#### What you have to do
Which lines of the data contain the string "成功还是没成功"? Show each of them.
★ ★ ★ ★
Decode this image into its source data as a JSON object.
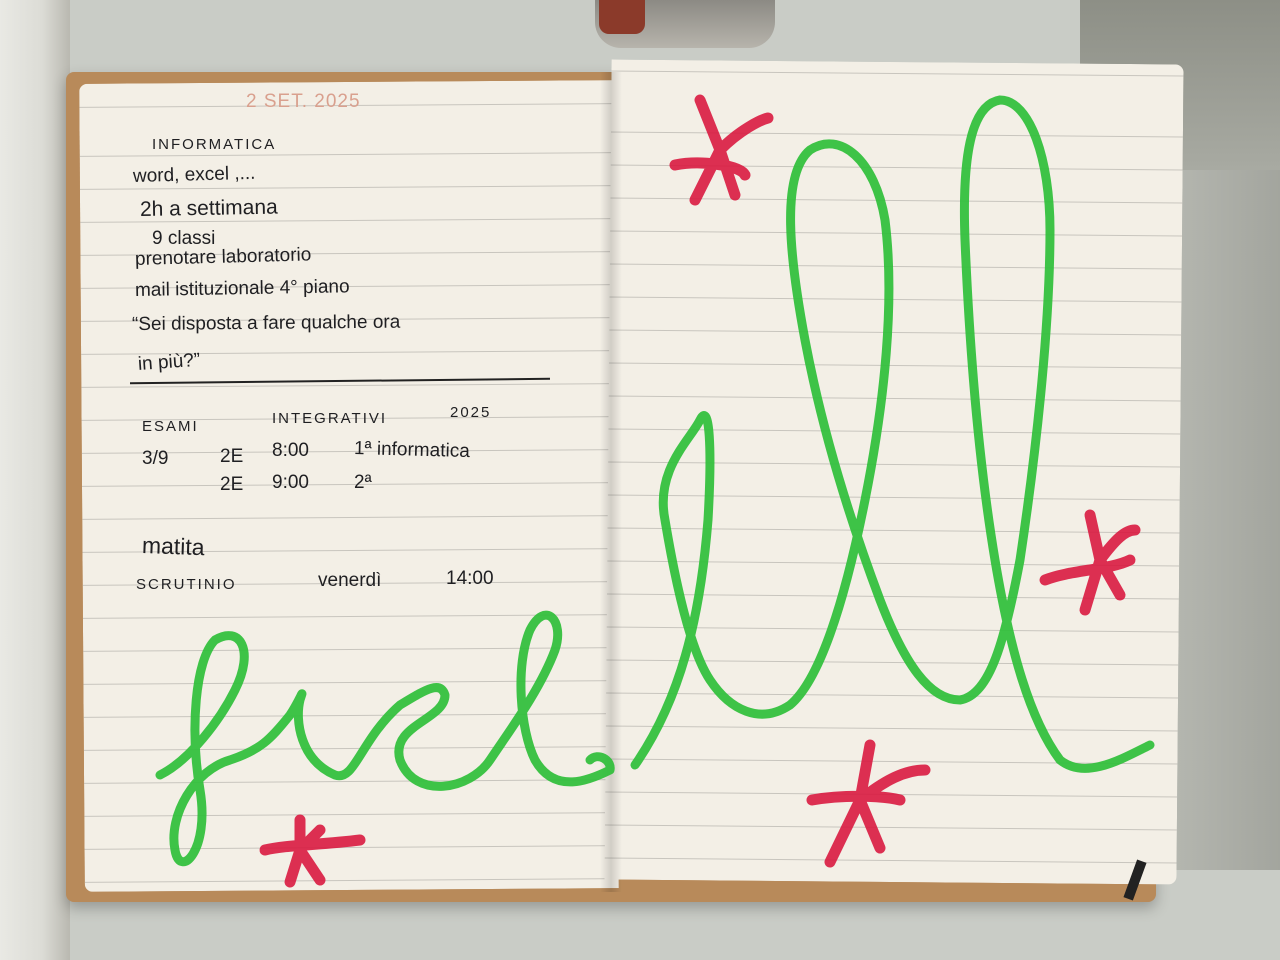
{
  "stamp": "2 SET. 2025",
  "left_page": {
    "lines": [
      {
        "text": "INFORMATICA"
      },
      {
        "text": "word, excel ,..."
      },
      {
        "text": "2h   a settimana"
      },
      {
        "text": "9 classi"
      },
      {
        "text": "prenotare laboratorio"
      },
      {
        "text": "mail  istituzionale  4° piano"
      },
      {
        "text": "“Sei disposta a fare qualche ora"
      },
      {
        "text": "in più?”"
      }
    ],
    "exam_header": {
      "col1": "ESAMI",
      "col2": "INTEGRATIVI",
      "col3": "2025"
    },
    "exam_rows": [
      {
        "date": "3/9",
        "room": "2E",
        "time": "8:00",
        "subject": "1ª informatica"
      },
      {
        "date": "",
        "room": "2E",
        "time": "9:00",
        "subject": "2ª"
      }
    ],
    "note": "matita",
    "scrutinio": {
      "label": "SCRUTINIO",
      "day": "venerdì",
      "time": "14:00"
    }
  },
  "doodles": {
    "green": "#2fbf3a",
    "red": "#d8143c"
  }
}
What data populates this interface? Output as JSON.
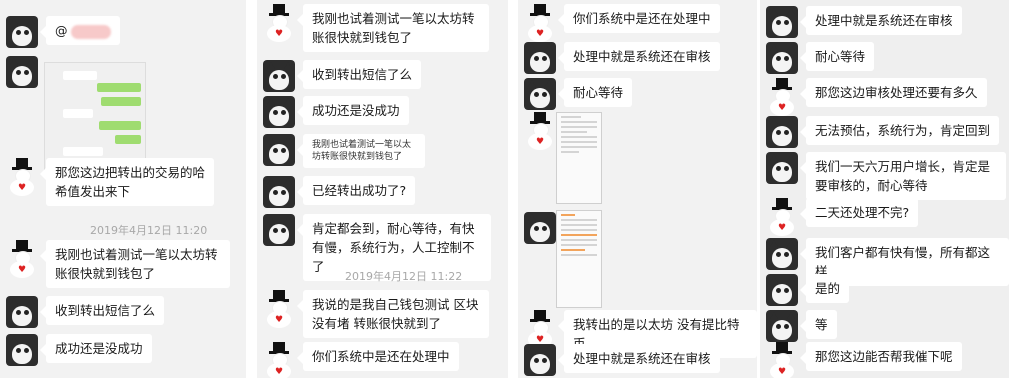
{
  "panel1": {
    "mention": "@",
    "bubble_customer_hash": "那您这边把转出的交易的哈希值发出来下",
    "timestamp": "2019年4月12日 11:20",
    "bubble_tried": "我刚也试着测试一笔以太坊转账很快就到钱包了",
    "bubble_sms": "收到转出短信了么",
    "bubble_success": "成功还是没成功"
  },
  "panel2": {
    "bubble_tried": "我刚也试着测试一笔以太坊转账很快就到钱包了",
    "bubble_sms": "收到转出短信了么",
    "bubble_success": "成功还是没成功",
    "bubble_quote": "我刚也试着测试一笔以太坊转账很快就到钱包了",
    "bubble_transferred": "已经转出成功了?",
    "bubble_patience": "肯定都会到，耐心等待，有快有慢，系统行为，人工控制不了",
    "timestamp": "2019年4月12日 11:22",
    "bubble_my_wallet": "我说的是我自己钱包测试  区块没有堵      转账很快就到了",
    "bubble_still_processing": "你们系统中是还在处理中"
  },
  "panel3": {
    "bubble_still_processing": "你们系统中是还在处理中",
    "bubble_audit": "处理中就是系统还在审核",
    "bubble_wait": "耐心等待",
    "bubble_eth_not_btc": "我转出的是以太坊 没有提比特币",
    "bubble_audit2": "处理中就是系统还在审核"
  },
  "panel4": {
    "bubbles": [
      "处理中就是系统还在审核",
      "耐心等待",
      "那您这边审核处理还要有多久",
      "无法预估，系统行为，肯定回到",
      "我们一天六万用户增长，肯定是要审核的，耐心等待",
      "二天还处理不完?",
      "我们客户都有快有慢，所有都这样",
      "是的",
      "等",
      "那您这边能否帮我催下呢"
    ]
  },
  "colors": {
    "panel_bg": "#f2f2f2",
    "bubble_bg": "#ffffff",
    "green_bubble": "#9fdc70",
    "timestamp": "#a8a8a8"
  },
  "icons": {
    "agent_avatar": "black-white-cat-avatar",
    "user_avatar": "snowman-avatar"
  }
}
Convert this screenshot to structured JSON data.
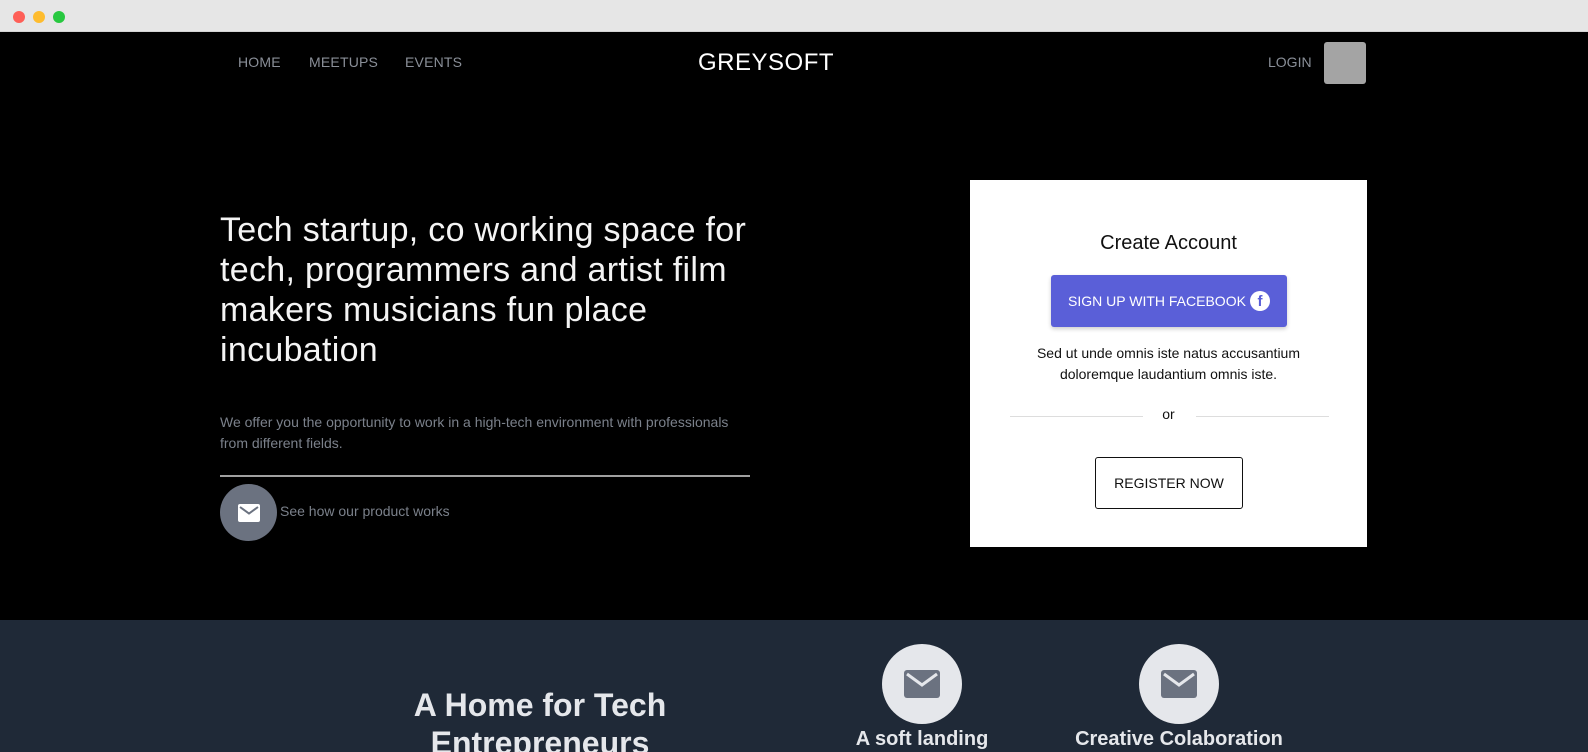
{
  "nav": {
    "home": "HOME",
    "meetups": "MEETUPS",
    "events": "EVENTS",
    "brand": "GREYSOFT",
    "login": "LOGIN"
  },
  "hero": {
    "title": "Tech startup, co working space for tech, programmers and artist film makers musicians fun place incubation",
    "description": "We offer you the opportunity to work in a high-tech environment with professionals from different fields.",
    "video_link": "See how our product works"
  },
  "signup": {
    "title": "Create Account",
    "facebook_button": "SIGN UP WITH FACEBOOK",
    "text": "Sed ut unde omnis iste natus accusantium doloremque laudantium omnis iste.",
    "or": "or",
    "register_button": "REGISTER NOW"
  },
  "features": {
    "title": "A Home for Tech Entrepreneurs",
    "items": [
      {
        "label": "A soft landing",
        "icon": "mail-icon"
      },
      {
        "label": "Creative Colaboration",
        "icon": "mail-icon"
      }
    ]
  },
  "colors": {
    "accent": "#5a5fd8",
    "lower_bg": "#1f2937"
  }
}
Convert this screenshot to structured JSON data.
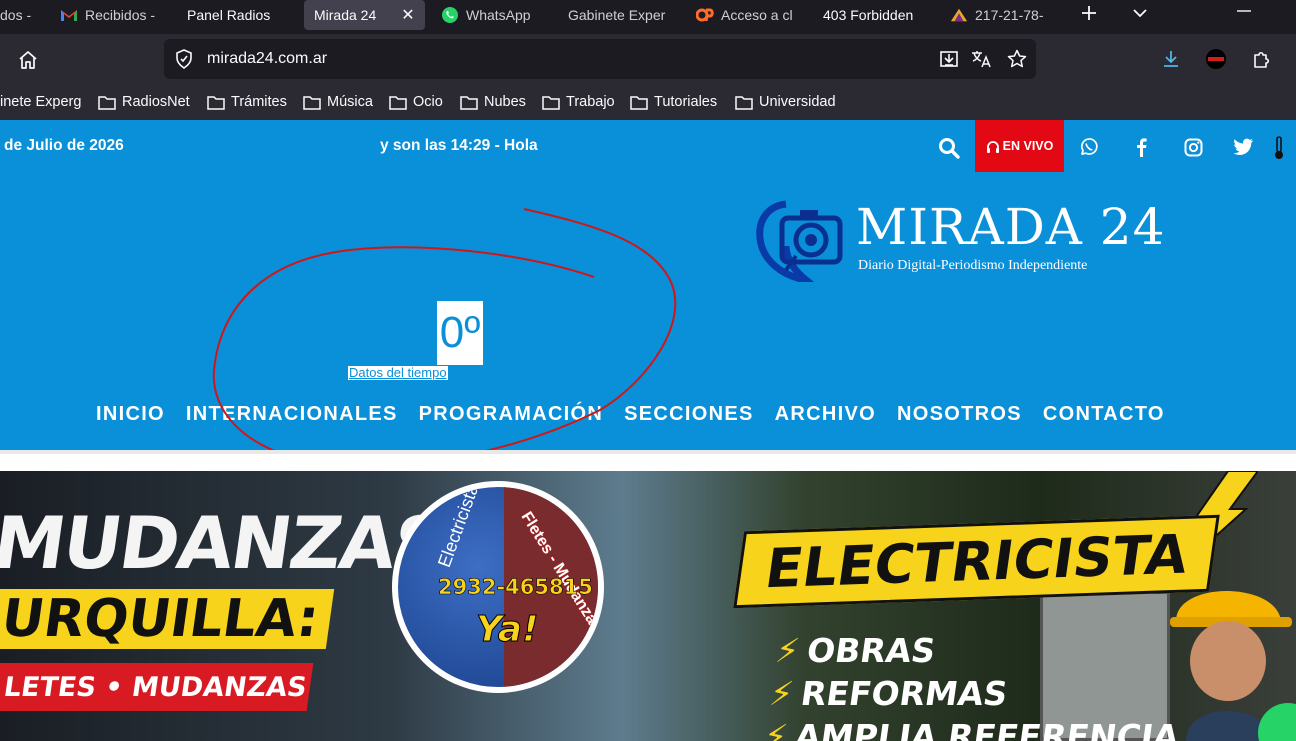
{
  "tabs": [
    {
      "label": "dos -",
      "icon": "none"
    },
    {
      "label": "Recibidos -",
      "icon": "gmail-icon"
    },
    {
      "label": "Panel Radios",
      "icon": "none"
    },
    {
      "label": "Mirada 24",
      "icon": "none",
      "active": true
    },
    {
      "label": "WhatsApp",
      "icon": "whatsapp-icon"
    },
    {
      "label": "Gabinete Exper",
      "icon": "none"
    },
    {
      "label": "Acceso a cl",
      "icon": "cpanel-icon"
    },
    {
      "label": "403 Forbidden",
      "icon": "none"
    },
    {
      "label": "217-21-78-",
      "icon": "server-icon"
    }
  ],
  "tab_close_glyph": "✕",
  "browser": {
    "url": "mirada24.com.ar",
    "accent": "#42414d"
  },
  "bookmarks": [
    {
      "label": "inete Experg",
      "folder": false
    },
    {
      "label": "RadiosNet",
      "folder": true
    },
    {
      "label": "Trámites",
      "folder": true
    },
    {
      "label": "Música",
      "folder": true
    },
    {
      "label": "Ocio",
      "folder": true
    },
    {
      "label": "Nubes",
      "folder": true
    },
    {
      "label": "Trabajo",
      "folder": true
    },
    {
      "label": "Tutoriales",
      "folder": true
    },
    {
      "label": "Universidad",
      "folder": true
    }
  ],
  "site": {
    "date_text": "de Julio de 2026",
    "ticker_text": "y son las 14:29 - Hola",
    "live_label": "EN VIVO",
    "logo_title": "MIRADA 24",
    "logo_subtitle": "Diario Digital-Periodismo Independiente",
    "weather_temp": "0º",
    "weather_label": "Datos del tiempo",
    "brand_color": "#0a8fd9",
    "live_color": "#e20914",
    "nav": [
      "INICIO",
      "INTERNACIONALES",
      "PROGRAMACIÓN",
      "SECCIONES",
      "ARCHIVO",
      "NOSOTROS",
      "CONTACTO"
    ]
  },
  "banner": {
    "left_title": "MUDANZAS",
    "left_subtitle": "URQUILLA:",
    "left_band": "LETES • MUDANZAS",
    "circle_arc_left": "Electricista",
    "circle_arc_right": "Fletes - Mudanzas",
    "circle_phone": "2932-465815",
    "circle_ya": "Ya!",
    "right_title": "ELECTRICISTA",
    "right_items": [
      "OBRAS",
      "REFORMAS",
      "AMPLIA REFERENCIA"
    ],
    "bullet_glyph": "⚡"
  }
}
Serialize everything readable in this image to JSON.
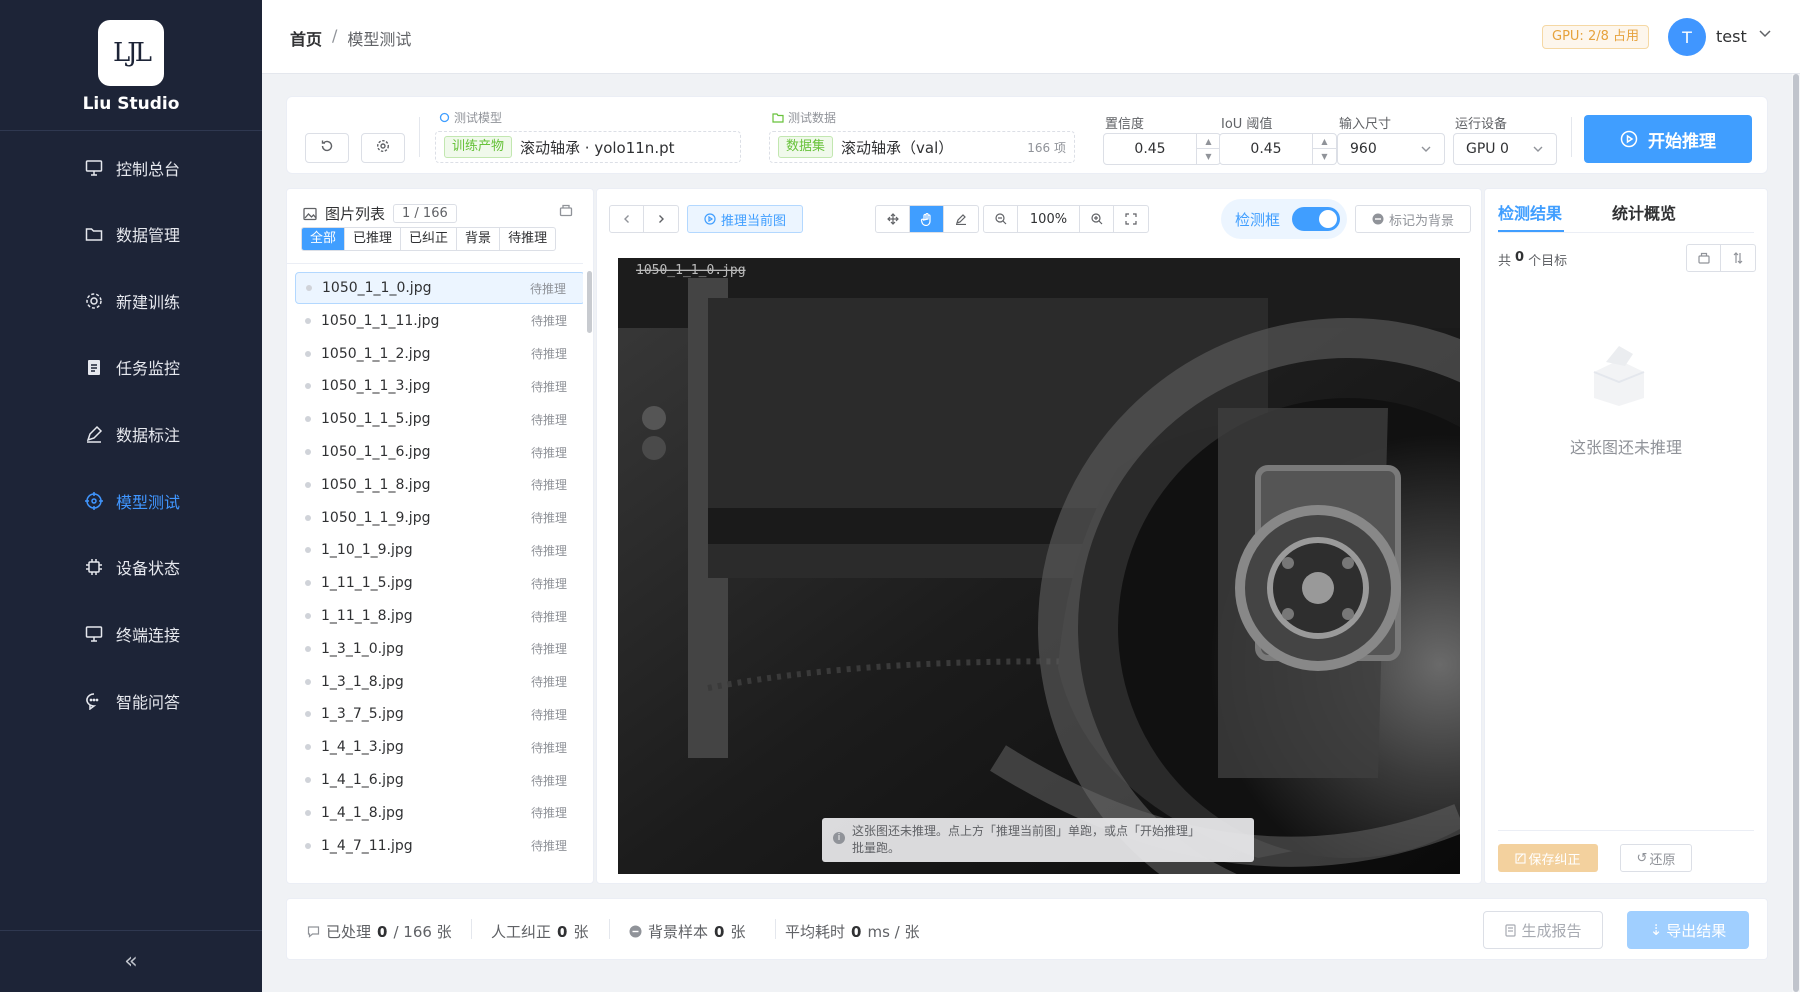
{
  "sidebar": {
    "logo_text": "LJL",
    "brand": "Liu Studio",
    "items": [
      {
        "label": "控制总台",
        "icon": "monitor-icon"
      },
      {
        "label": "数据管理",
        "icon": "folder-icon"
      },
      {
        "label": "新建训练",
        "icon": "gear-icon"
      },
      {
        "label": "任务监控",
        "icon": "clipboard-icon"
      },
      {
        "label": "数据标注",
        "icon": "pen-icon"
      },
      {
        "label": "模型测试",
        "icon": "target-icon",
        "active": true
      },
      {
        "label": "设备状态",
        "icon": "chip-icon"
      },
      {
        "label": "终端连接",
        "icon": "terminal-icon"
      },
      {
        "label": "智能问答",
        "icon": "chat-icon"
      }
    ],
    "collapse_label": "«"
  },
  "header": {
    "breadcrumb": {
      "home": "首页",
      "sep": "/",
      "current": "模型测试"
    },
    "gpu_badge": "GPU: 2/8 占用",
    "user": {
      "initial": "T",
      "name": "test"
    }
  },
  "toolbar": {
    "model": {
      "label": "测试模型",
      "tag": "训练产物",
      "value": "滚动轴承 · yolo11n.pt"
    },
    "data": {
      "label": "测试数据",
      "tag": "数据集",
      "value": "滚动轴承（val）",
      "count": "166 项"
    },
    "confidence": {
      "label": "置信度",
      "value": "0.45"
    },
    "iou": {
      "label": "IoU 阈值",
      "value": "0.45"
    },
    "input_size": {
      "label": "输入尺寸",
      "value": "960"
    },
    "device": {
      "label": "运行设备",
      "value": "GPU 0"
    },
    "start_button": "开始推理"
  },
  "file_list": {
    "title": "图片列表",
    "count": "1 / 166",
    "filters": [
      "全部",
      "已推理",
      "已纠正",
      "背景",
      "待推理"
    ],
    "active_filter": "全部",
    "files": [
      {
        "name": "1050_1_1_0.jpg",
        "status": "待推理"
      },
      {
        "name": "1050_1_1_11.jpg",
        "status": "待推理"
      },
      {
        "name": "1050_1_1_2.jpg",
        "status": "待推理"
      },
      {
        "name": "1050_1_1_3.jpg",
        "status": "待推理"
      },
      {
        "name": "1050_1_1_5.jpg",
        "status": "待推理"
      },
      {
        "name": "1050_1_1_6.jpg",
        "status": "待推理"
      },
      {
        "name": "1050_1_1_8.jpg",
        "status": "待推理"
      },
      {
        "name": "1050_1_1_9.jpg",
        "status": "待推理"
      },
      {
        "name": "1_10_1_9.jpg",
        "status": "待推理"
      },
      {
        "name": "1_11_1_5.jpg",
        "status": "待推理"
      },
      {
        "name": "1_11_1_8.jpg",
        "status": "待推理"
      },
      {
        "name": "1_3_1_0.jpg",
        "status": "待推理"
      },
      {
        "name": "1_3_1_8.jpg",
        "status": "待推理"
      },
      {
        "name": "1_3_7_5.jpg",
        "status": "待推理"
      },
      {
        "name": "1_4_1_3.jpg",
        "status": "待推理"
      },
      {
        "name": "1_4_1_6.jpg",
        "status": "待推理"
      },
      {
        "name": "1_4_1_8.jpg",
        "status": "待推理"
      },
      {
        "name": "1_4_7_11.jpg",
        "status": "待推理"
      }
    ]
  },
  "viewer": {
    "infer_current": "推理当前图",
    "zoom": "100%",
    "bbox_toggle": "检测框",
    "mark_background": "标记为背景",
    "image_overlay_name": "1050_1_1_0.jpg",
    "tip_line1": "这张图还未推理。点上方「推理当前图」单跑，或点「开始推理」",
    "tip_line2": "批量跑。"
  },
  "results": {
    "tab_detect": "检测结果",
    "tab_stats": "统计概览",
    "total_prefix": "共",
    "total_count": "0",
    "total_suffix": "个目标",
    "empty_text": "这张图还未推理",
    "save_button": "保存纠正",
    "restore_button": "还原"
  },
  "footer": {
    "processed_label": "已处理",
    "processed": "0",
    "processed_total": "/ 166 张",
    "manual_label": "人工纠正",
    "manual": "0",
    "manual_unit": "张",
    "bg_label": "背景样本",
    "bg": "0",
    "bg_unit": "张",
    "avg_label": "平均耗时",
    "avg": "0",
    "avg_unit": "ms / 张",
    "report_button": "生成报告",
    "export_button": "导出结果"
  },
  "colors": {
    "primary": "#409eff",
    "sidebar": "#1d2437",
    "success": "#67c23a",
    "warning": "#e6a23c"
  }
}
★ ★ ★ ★
#### Written response
    "bubble_success": "成功还是没成功"
    "bubble_success": "成功还是没成功",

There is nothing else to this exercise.